Industrial energy users hopeful of lower power bills
Summary: Industrial energy users are hopeful of getting relief from crippling power bills after the competition watchdog recommended government step in as the "buyer of last resort" for new power plants.....
The innovative proposal would see the government effectively underwrite the construction of new plants that could supply power on demand and are owned by smaller players, ensuring more plants are built, and more competition in generation.
It has been tentatively endorsed by Prime Minister Malcolm Turnbull.
ACCC chairman Rod Sims described the proposal as "totally win-win", saying it would help juniors struggling to get new plants built, to the benefit of commercial buyers of power.
The plants would have to supply "despatchable" power that can generate on demand, suggesting they would need to be based on gas or coal, or involve a combination of renewables and storage, for example.
The proposal would see the federal government entering into cheap fixed-price contracts at about $45-$50 a megawatt-hour, to be supplied for the later years of the project, perhaps years 6-15.
'A huge difference'
Mr Sims said the arrangement would help out small players with projects that need several commercial and industrial customers, where those customers are unwilling to commit to long-term deals or perhaps don't have the credit credentials to satisfy commercial lenders.
"We believe there's a lot of new players wanting to get into this market," he said, saying that one or two new projects and players in each state would make "a huge difference".
The government should help underwrite new power plants under the ACCC proposal. Justin McManus
Minerals Council of Australia head Tania Constable said the proposal was "a welcome reality check" that would help secure private investment in needed low-cost generation able to supply industry.
"The ACCC has recognised the impact on wholesale energy prices arising from the closure of older and larger generation assets and has recommended a role for government in underwriting longer- term contracts for large commercial and industrial users," Ms Constable said.
Mr Sims said he didn't know of any instance where such a proposal had been used overseas but said it was a much more hands-off approach than can be seen in other countries, with no government intervention into when or how new generators are built.

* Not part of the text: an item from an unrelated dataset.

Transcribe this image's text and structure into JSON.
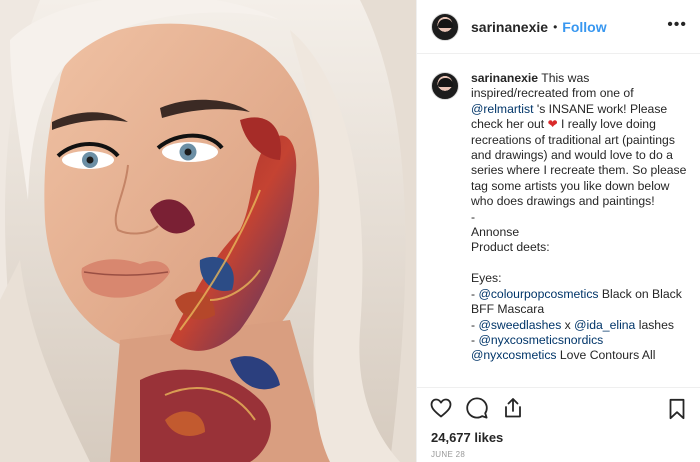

"This is a simple mechanism that is totally win-win: the government provides it, but is very unlikely to be called so you're getting generation without any cost to government but if it is called that's fantastic because that means prices are below 45 bucks a megawatt-hour in the wholesale market, that's fantastic."
"I can't see anybody objecting to this one...This isn't rocket science. This is easy to design, easy to put in place."
Energy suppliers and retailers on Wednesday remained guarded on the proposal as they digest the mechanism and the implications.
The Australian Energy Council cautioned that any government intervention mustn't undermine the commercial functioning of the market.